Perception, Your Personal Matrix
- Published10 Oct 2023
- Source BrainFacts/SfN
Perception is subjective. Our perceptions help us understand why two people can look at the same apple and one will call it red while another might say it's a brownish red, depending on the sensitivity of their photoreceptors. Our biology, culture, and past experiences can shape our perception. And even when data is missing, our brains can fill in the gaps based on previous experiences and expectations, altering how we view reality.
This is a video from the 2023 Brain Awareness Video Contest.
Created by Aalima Shabeeb.
CONTENT PROVIDED BY
Perception is our brain's way of understanding the world around us. It does so by taking sensory input using nerve cells called receptors, and then interpreting that information to make sense of it.
Different receptors take in different sensory information. Mechanoreceptors in the skin respond to touch, photo receptors to light, and chemoreceptors to tastes and smell. Once these receptors are stimulated, they generate an electrical signal, which is relayed to the thalamus, which then sends it to the appropriate area in the brain for interpretation.
The parietal lobe of the brain interprets the sensory information acquired by touch like temperature, pressure, vibration, and pain. The occipital lobe processes visual information like color and size, and the temporal lobe recognizes and processes sounds.
To understand the process better, let's look at an example. Meet my friends Bob and Lana. I gave both of them an apple and asked them to describe it for me. Bob said the apple was bright red and its texture was super rough with lots of bumps and grooves. Whereas Lana said the Apple was a dull brown color but pretty smooth.
This difference in the way Bob and Lana experienced the same apple is due to perception. Research says that this difference in color perception is caused by several factors on both the macro and micro scale. In fact, variability in color vision arises at all levels of the process of seeing, and these differences start even before light reaches the receptor. The macular pigments in our eyes and the density of the lenses in our eyes both impact the range of wavelengths of light that we can absorb. And each wavelength of light that falls within the range of 400 to 700 nanometers has its own color that we can see. Which means if we have trouble absorbing a particular wavelength, we will have trouble seeing its color too.
So we may perceive it differently, and sometimes very differently. Now, once we absorb the light, it will reach our photo receptors in our retina, which are the rods and cones. Here, the number and type of these cells present will also impact the color we perceive. The cones now generate an electrical signal affected by the light that hits them and sends this signal to our visual cortex.
And here is where the fun starts. Research shows that the way our brains interpret these signals is affected by many factors that may seem irrelevant to biology at the first glance. These factors include our national origin, ethnicity, geographical location, and even the language we speak. Mind blowing, isn't it?
Now, all of these minor alterations ultimately add up to produce significantly different perceptions of the same color, the way they did with Bob and Lana. A similar thing happened with their perceptions of the texture of the apple, too. Bob's touch receptors are extremely sensitive, which is why the tiniest of bumps and grooves on the apple were way more apparent to him than to Lana.

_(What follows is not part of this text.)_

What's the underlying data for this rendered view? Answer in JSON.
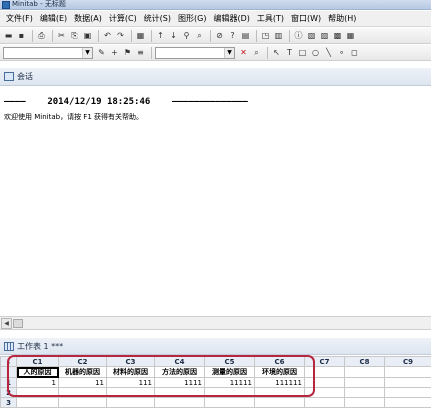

This means factors like sensitivity can alter the sensory input that is relayed to our brain. But that's not all. During interpretation, even our expectations and intentions jump into alter our perception. This way of interpreting the world around us has a name. It is called top-down processing. Look at this classical example. Did you say “the cat?” The second letter in each word is the same, but we can distinguish the first one as H and the second as A at a single glance because of our previous experience with the words “the” and “cat.”
Sometimes the brain even fills in information that is not there, which is called perceptual filling-in. Take the Kanizsa Triangle illusion, for instance. We perceive a white triangle on top of three black circles, even though the triangle isn't really there. Our brain fills in the missing information to create a complete image of a triangle.
Illusions like these are proof that our brain creates its own reality and that we do not always see the truth. Whatever we have ever experienced has been first influenced by the characteristics of our individual receptors and next, filtered and altered by the brain to fit its expectations and intentions.
You see, perception acts as a barrier between the real world and us. So always remember this, what we perceive is not the indomitable truth. It's only our very subjective perception, which has a margin for error. And that must be acknowledged by intelligent people. The world is a very diverse place and so is how its people view it. It's like we are all watching the same movie but with different subtitles. So the next time someone's narrative of the movie doesn't match yours, consider the fact that in the context of their subtitles, their narrative might be justified.
Goodbye and remember to stay curious.